### [WHAT TO PRODUCE]
The data must be given again exactly as written, with all images omitted.

### [DATA SUPPLIED]
+ + +
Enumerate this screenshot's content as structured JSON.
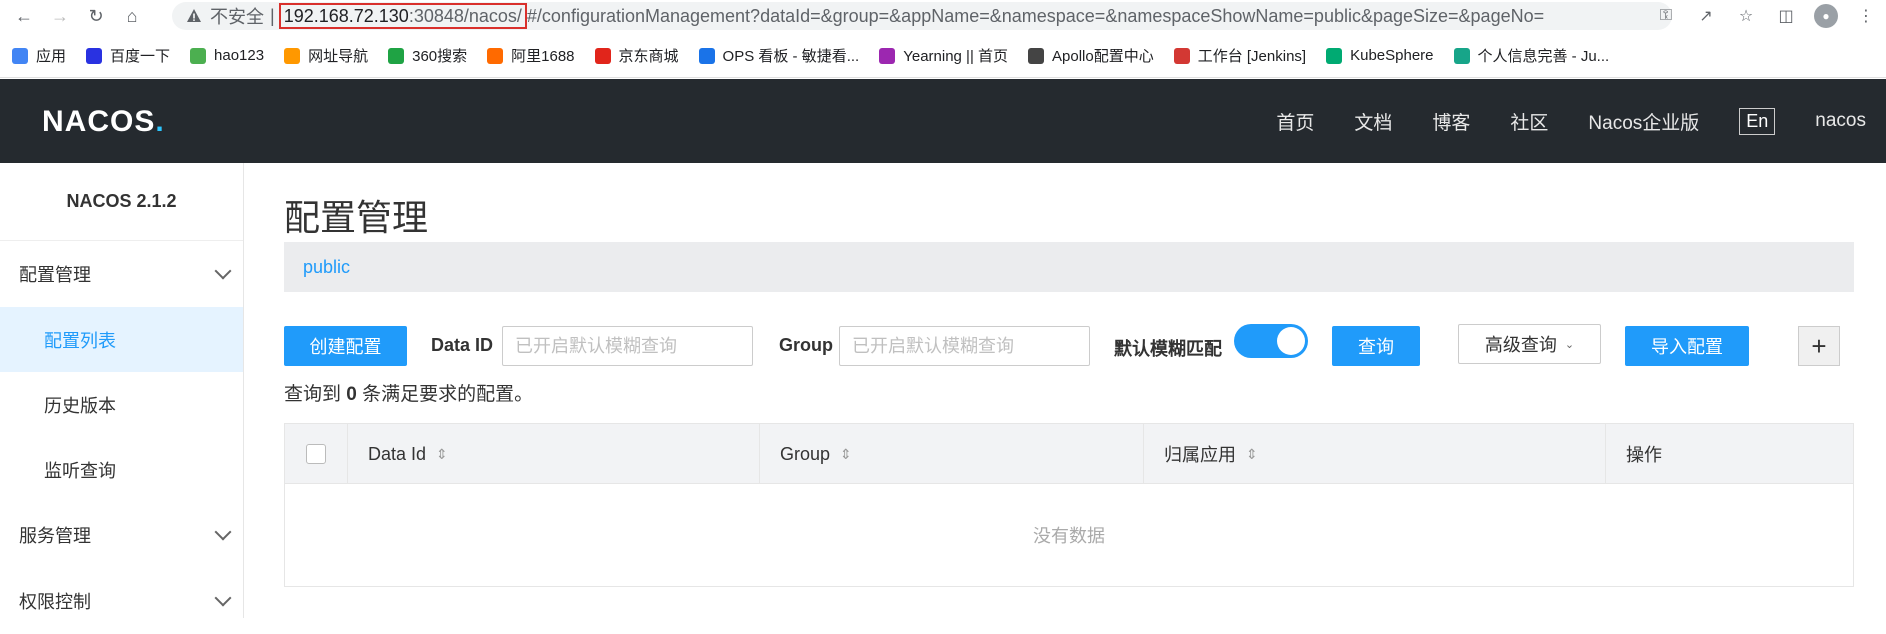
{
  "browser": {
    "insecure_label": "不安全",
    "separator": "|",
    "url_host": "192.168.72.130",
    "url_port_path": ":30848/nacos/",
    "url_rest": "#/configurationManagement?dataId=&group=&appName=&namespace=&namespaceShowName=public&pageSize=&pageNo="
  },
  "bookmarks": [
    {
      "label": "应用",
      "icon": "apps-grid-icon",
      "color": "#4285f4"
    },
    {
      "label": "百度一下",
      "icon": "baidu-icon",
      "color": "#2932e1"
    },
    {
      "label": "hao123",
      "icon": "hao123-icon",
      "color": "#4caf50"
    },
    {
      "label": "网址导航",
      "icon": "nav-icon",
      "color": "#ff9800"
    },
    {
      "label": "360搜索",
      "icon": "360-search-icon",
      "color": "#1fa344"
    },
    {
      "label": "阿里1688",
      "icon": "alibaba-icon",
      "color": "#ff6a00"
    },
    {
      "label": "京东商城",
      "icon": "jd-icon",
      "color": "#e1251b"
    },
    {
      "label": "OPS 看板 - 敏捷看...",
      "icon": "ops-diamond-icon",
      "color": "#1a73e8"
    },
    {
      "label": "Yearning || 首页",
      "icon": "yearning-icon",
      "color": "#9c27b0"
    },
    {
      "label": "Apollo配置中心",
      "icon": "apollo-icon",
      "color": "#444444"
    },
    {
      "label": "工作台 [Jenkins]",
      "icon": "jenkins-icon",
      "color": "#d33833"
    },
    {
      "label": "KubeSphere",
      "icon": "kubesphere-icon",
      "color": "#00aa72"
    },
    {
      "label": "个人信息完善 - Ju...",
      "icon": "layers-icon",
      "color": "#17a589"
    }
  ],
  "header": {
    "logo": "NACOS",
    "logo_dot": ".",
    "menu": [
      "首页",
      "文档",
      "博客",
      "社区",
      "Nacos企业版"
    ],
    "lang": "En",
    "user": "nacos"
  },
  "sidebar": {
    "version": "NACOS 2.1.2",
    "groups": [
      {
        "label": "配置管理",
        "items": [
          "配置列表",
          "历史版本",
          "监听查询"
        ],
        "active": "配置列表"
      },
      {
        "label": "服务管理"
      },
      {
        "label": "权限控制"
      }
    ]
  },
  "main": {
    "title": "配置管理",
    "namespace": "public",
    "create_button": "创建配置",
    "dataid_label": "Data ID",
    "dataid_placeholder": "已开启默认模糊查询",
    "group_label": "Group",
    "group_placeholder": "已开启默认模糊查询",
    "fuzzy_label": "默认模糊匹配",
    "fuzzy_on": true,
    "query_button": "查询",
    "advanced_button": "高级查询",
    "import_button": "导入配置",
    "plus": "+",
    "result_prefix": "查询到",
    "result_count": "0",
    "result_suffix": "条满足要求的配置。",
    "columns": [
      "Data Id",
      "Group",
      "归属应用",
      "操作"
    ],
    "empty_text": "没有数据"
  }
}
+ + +
### [ANSWER]
Enumerate this screenshot's content as structured JSON.
{
  "browser": {
    "insecure_label": "不安全",
    "separator": "|",
    "url_host": "192.168.72.130",
    "url_port_path": ":30848/nacos/",
    "url_rest": "#/configurationManagement?dataId=&group=&appName=&namespace=&namespaceShowName=public&pageSize=&pageNo="
  },
  "bookmarks": [
    {
      "label": "应用",
      "icon": "apps-grid-icon",
      "color": "#4285f4"
    },
    {
      "label": "百度一下",
      "icon": "baidu-icon",
      "color": "#2932e1"
    },
    {
      "label": "hao123",
      "icon": "hao123-icon",
      "color": "#4caf50"
    },
    {
      "label": "网址导航",
      "icon": "nav-icon",
      "color": "#ff9800"
    },
    {
      "label": "360搜索",
      "icon": "360-search-icon",
      "color": "#1fa344"
    },
    {
      "label": "阿里1688",
      "icon": "alibaba-icon",
      "color": "#ff6a00"
    },
    {
      "label": "京东商城",
      "icon": "jd-icon",
      "color": "#e1251b"
    },
    {
      "label": "OPS 看板 - 敏捷看...",
      "icon": "ops-diamond-icon",
      "color": "#1a73e8"
    },
    {
      "label": "Yearning || 首页",
      "icon": "yearning-icon",
      "color": "#9c27b0"
    },
    {
      "label": "Apollo配置中心",
      "icon": "apollo-icon",
      "color": "#444444"
    },
    {
      "label": "工作台 [Jenkins]",
      "icon": "jenkins-icon",
      "color": "#d33833"
    },
    {
      "label": "KubeSphere",
      "icon": "kubesphere-icon",
      "color": "#00aa72"
    },
    {
      "label": "个人信息完善 - Ju...",
      "icon": "layers-icon",
      "color": "#17a589"
    }
  ],
  "header": {
    "logo": "NACOS",
    "logo_dot": ".",
    "menu": [
      "首页",
      "文档",
      "博客",
      "社区",
      "Nacos企业版"
    ],
    "lang": "En",
    "user": "nacos"
  },
  "sidebar": {
    "version": "NACOS 2.1.2",
    "groups": [
      {
        "label": "配置管理",
        "items": [
          "配置列表",
          "历史版本",
          "监听查询"
        ],
        "active": "配置列表"
      },
      {
        "label": "服务管理"
      },
      {
        "label": "权限控制"
      }
    ]
  },
  "main": {
    "title": "配置管理",
    "namespace": "public",
    "create_button": "创建配置",
    "dataid_label": "Data ID",
    "dataid_placeholder": "已开启默认模糊查询",
    "group_label": "Group",
    "group_placeholder": "已开启默认模糊查询",
    "fuzzy_label": "默认模糊匹配",
    "fuzzy_on": true,
    "query_button": "查询",
    "advanced_button": "高级查询",
    "import_button": "导入配置",
    "plus": "+",
    "result_prefix": "查询到",
    "result_count": "0",
    "result_suffix": "条满足要求的配置。",
    "columns": [
      "Data Id",
      "Group",
      "归属应用",
      "操作"
    ],
    "empty_text": "没有数据"
  }
}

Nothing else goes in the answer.